● Material provided:
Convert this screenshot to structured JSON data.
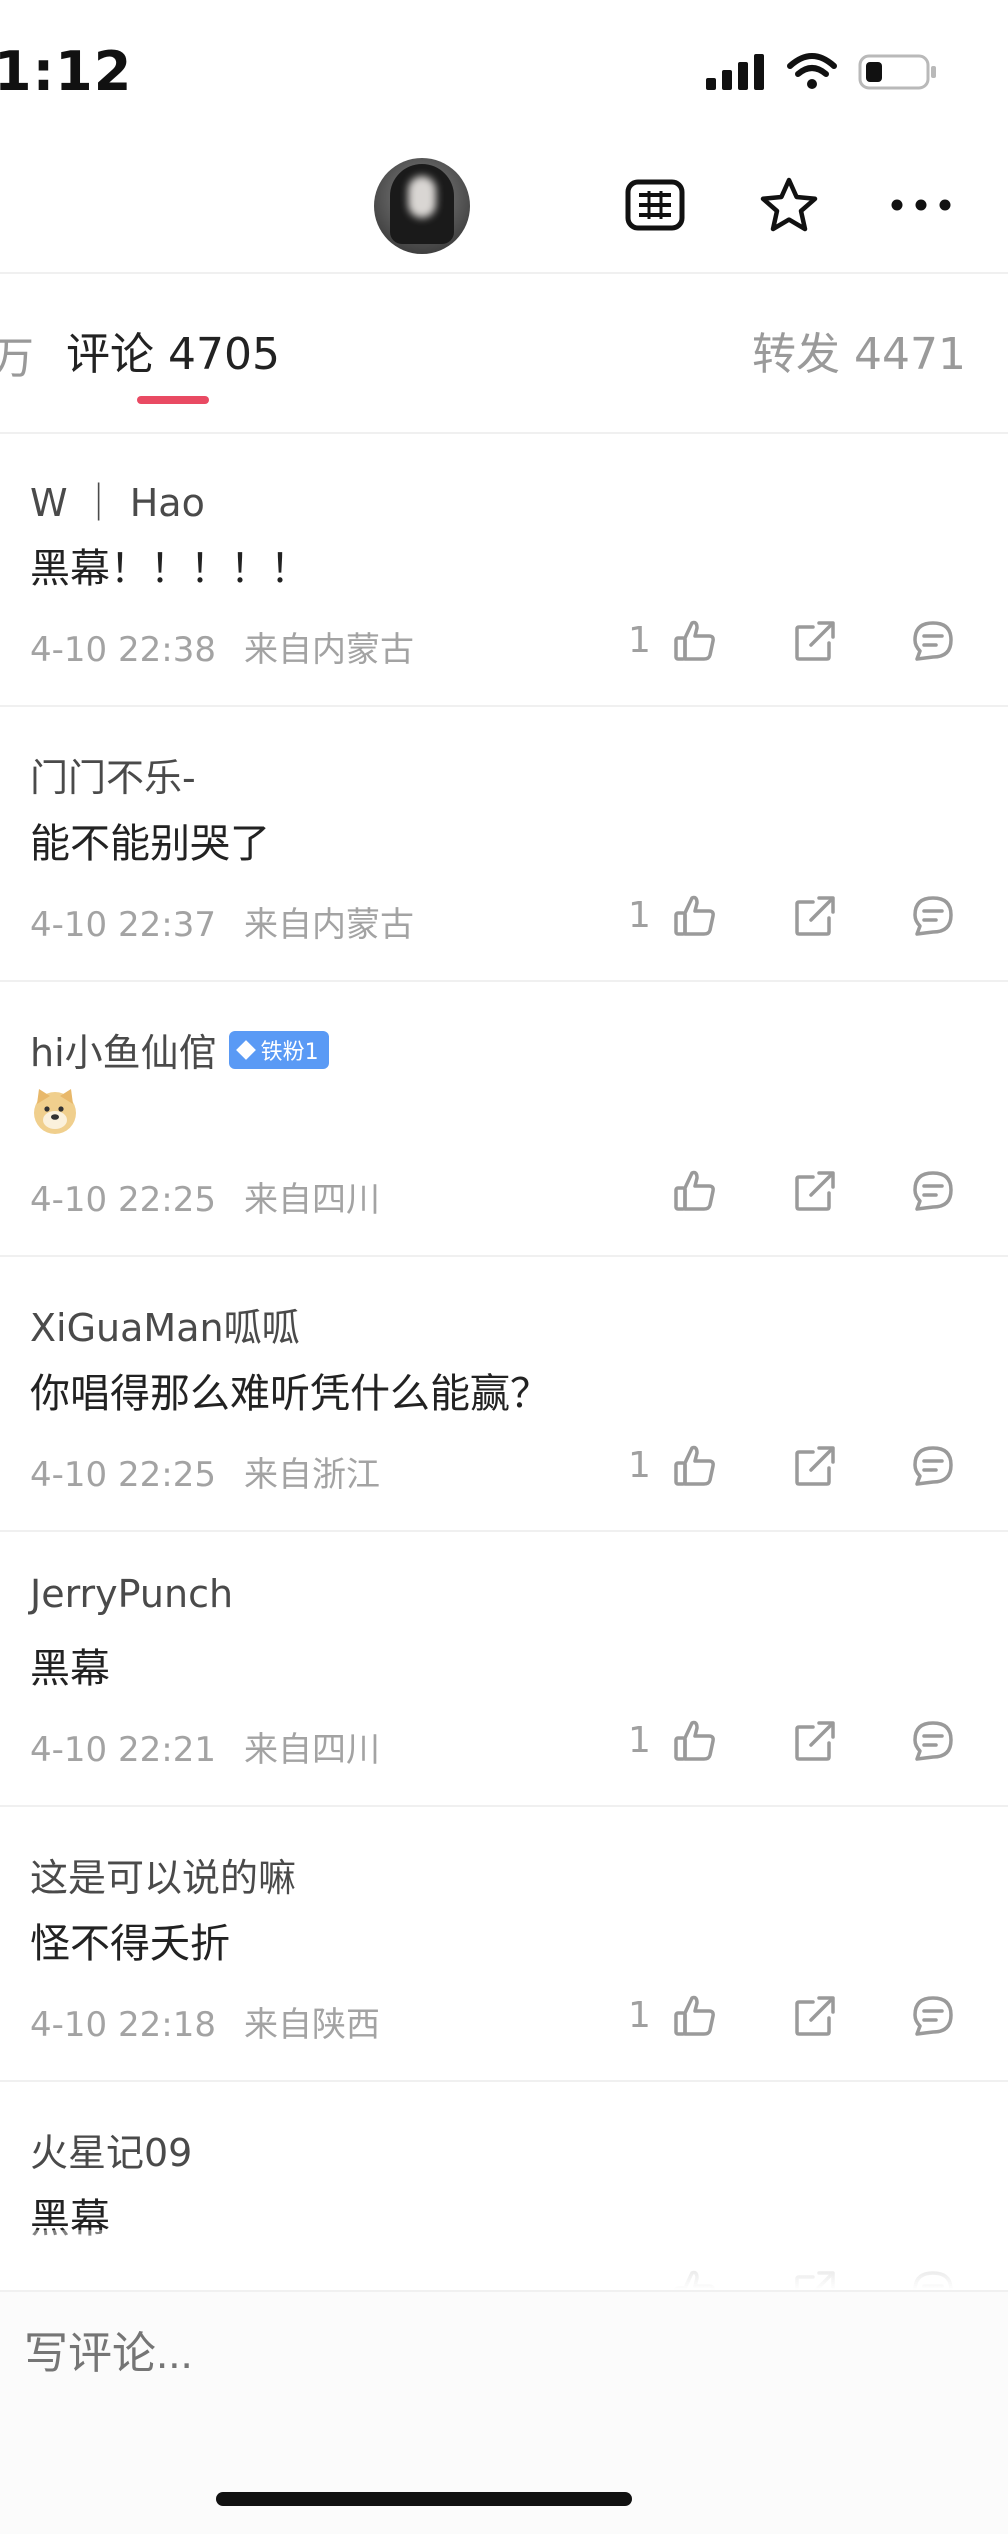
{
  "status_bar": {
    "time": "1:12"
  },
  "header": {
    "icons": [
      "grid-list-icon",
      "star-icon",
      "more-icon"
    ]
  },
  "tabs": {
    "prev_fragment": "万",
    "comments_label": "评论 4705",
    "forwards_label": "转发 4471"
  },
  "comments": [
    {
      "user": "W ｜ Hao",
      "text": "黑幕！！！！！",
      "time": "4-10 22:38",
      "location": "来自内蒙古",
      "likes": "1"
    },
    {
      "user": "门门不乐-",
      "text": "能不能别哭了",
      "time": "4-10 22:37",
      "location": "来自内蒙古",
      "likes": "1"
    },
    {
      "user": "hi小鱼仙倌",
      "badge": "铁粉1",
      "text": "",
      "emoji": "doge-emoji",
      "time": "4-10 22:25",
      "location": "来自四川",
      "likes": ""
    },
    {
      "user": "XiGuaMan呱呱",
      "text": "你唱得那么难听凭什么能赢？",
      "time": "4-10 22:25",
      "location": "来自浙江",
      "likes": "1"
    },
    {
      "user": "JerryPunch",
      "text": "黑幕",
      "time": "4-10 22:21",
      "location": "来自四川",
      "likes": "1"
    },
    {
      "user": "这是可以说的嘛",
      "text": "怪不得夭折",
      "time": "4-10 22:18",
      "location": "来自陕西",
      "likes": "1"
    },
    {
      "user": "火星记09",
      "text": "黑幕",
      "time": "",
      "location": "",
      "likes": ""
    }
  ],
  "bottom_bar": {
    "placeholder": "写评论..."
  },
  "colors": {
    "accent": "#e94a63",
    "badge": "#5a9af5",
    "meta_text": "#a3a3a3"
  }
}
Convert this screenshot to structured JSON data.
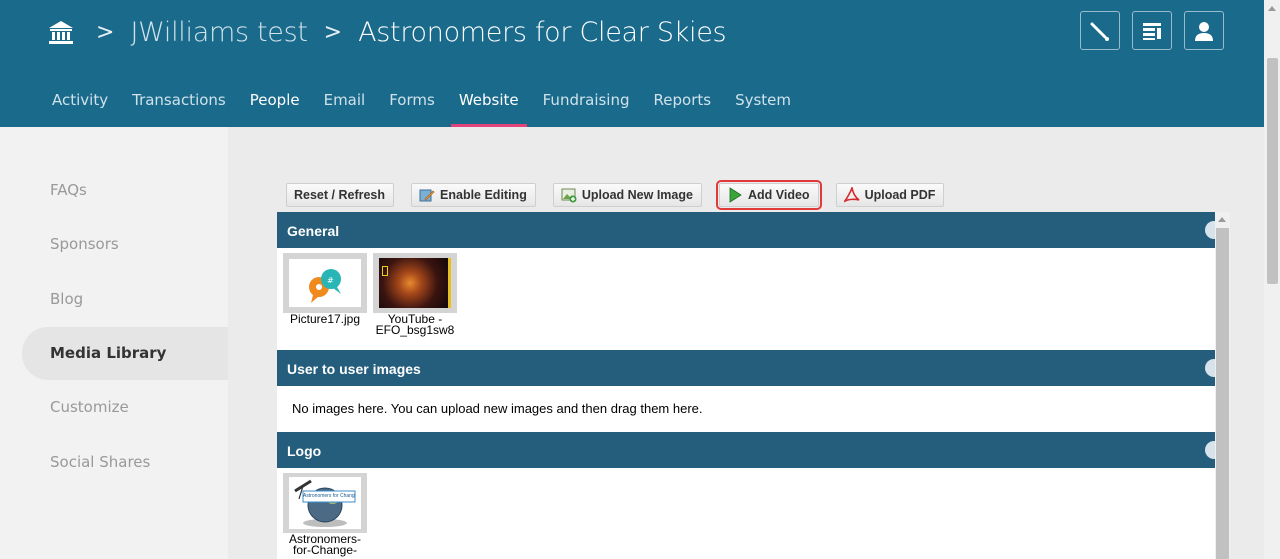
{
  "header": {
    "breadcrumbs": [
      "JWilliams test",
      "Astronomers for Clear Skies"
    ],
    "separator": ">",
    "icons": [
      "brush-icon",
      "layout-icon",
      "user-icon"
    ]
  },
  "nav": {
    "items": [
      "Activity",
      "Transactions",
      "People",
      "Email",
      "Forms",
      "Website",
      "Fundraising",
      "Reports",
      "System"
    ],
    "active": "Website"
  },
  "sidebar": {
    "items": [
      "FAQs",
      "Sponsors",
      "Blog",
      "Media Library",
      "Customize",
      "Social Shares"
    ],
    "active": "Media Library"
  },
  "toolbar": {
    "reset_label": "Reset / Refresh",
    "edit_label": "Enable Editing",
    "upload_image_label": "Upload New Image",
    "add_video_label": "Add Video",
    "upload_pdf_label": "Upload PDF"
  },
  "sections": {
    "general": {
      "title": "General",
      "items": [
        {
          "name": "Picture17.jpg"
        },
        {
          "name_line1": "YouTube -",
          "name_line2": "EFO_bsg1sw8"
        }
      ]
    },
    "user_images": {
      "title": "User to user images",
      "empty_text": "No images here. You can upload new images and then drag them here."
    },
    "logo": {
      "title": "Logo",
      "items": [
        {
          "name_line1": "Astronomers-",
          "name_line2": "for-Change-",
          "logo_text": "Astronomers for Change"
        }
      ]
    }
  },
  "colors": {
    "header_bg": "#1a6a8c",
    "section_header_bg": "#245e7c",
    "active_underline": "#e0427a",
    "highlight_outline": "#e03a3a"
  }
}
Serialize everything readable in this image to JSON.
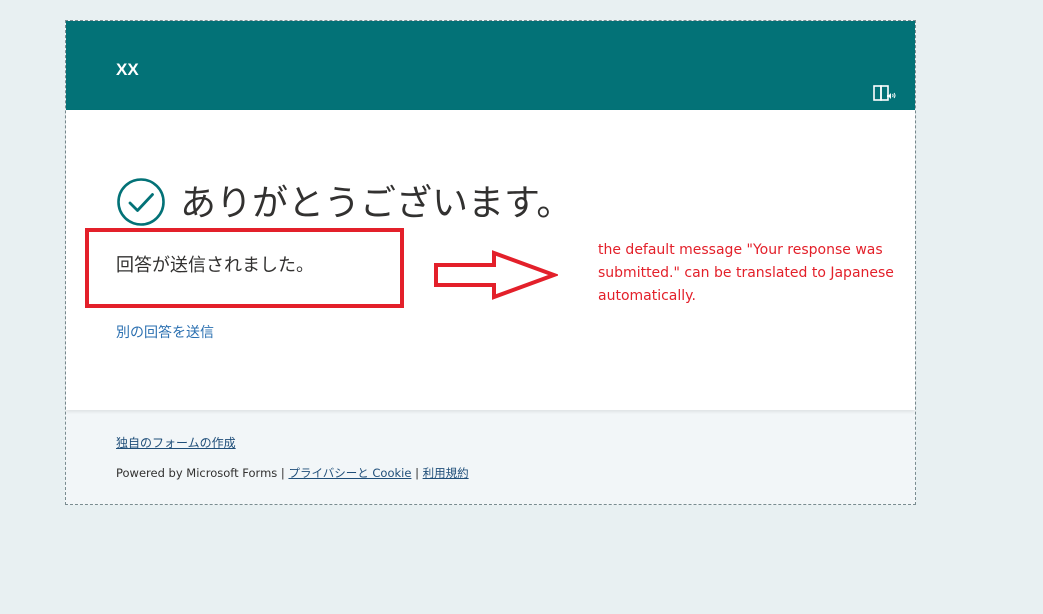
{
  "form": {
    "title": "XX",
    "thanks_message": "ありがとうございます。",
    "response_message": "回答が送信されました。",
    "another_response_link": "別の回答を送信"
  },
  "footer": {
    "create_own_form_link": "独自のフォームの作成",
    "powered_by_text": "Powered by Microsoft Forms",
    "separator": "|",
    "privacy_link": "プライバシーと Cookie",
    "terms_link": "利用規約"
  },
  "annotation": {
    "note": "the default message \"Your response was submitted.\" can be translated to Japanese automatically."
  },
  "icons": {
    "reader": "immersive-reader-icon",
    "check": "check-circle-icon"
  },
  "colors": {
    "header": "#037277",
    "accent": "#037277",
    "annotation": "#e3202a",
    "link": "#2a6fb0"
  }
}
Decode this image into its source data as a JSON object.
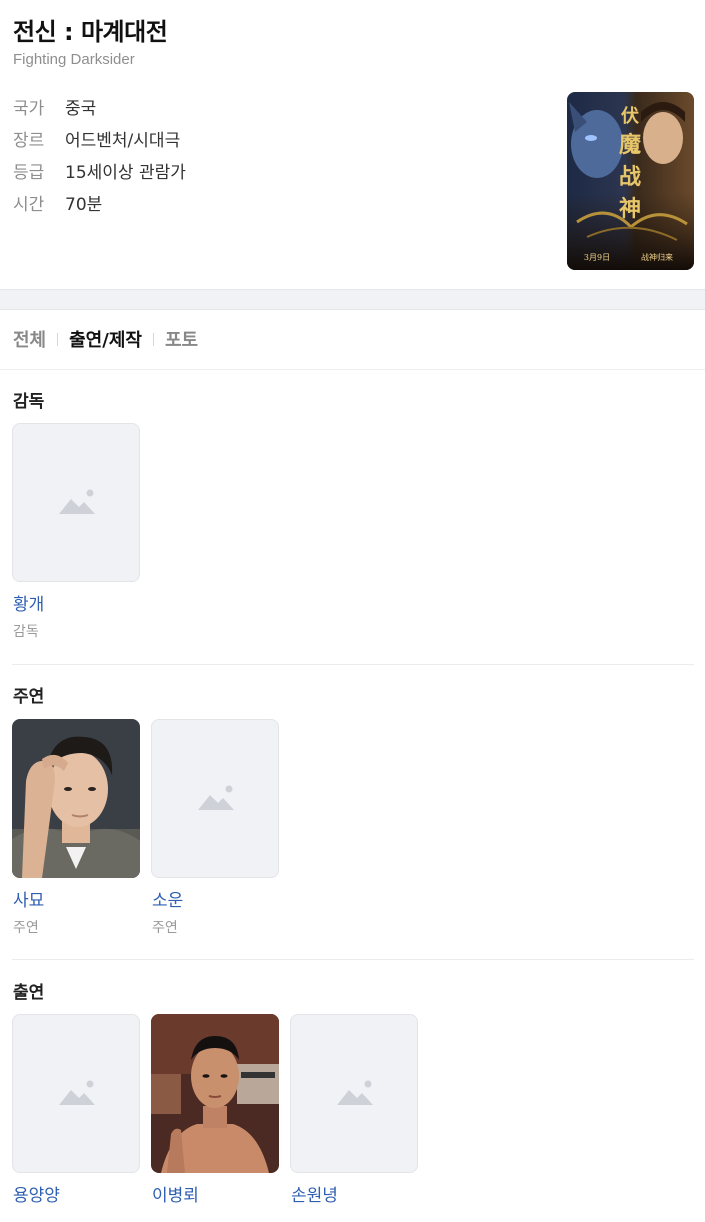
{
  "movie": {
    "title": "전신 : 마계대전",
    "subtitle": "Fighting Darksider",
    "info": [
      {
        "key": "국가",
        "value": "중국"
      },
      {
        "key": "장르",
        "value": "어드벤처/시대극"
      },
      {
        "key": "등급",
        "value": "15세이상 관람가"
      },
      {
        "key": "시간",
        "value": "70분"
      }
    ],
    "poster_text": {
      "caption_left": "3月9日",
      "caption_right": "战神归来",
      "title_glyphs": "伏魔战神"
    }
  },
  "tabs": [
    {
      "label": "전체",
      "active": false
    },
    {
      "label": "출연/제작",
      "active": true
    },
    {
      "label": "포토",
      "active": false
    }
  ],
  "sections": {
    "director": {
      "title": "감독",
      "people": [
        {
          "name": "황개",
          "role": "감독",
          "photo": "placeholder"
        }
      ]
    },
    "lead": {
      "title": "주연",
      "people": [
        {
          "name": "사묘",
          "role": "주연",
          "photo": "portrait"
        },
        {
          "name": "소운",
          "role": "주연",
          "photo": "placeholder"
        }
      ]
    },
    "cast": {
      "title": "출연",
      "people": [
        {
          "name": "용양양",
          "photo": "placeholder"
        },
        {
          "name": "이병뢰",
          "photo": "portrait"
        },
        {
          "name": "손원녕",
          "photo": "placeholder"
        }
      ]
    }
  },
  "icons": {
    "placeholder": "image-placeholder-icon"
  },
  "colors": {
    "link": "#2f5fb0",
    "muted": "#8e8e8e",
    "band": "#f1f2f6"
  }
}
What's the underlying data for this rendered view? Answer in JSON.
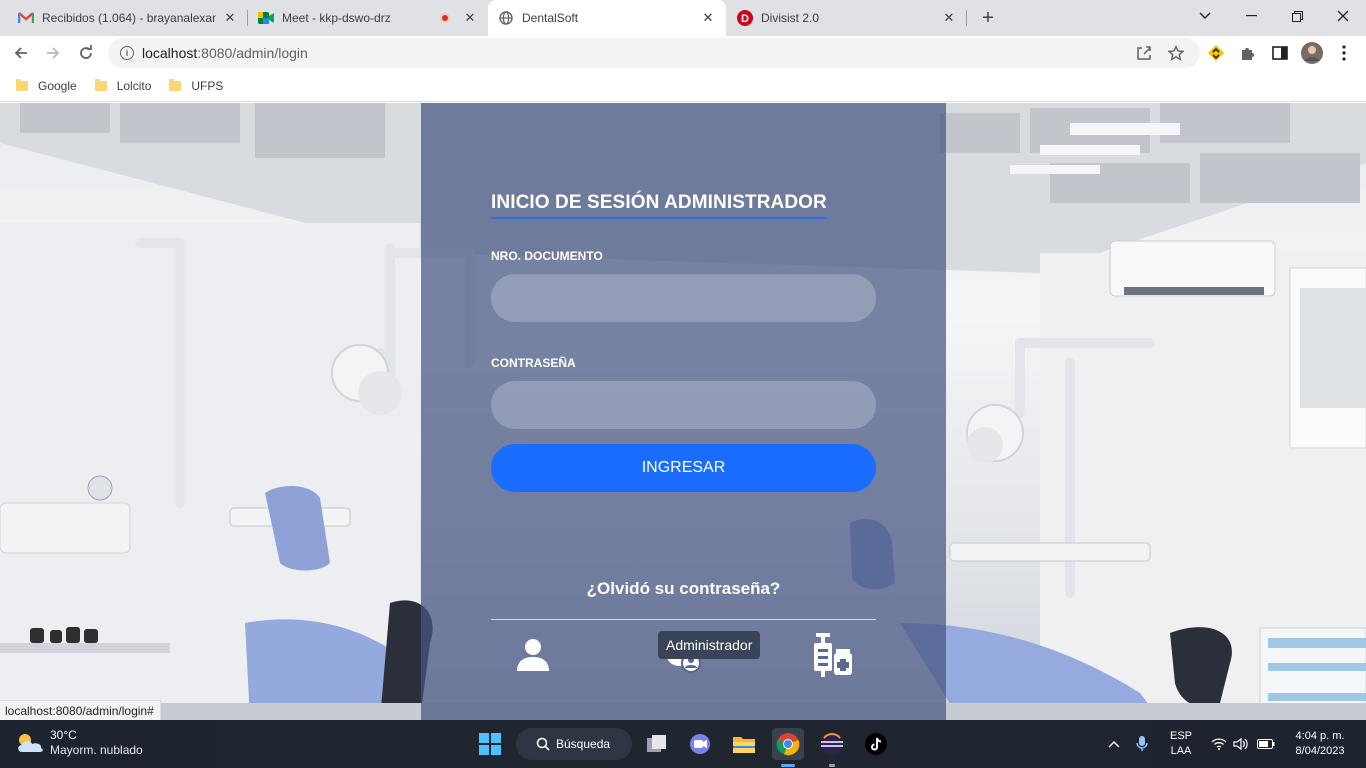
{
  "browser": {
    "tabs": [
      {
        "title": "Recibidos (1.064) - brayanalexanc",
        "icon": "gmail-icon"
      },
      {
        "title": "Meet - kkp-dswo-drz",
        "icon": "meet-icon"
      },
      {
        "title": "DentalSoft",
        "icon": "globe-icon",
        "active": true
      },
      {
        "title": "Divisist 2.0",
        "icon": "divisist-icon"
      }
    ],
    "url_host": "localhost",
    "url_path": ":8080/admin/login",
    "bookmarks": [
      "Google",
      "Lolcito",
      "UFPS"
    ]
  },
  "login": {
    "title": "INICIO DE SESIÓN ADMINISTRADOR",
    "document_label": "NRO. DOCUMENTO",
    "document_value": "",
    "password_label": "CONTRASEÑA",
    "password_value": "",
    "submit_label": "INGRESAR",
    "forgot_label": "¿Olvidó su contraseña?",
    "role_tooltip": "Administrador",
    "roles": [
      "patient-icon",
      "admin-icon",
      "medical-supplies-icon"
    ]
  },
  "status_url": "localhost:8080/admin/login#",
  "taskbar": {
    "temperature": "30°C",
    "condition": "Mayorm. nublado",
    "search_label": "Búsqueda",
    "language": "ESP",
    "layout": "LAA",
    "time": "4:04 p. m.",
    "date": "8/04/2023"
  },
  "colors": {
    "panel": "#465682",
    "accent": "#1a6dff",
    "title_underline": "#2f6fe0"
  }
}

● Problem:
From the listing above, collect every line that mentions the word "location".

● Solution to the exercise:
      "location": "来自内蒙古",
      "location": "来自内蒙古",
      "location": "来自四川",
      "location": "来自浙江",
      "location": "来自四川",
      "location": "来自陕西",
      "location": "",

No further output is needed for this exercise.